EXCERPTED DATA: Begin
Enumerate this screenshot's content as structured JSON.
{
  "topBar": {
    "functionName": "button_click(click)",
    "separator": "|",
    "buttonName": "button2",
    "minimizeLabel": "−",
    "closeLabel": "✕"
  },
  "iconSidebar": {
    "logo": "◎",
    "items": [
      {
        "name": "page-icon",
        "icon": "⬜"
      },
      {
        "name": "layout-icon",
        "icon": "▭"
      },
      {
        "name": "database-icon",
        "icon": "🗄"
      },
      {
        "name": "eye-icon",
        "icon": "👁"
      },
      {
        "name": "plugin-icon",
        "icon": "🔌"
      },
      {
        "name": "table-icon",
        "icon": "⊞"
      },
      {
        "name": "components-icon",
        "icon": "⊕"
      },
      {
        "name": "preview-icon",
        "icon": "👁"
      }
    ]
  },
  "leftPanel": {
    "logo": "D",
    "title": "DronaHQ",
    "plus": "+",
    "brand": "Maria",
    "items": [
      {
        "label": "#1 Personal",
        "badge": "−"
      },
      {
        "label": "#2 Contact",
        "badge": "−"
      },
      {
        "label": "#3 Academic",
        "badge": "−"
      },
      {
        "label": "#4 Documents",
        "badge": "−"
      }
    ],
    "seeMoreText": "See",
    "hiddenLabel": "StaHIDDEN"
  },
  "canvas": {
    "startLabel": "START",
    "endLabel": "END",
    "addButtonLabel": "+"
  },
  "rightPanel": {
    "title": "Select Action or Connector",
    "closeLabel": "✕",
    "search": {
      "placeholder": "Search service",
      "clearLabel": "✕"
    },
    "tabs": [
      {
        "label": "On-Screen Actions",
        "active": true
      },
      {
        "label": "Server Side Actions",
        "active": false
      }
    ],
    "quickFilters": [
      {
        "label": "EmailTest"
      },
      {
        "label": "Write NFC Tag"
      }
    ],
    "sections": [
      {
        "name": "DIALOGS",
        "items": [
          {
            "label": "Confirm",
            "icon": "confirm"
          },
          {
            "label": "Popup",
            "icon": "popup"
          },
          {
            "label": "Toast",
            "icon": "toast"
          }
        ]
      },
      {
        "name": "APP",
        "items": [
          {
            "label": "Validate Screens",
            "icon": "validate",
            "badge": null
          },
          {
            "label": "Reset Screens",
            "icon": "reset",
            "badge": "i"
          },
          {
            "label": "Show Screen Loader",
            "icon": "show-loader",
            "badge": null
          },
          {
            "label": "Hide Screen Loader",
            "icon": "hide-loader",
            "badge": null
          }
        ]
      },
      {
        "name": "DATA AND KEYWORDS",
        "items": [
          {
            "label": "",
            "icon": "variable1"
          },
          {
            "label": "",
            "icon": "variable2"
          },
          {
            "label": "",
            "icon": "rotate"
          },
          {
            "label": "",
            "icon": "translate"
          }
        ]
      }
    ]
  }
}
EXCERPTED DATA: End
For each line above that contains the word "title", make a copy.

    "title": "DronaHQ",
    "title": "Select Action or Connector",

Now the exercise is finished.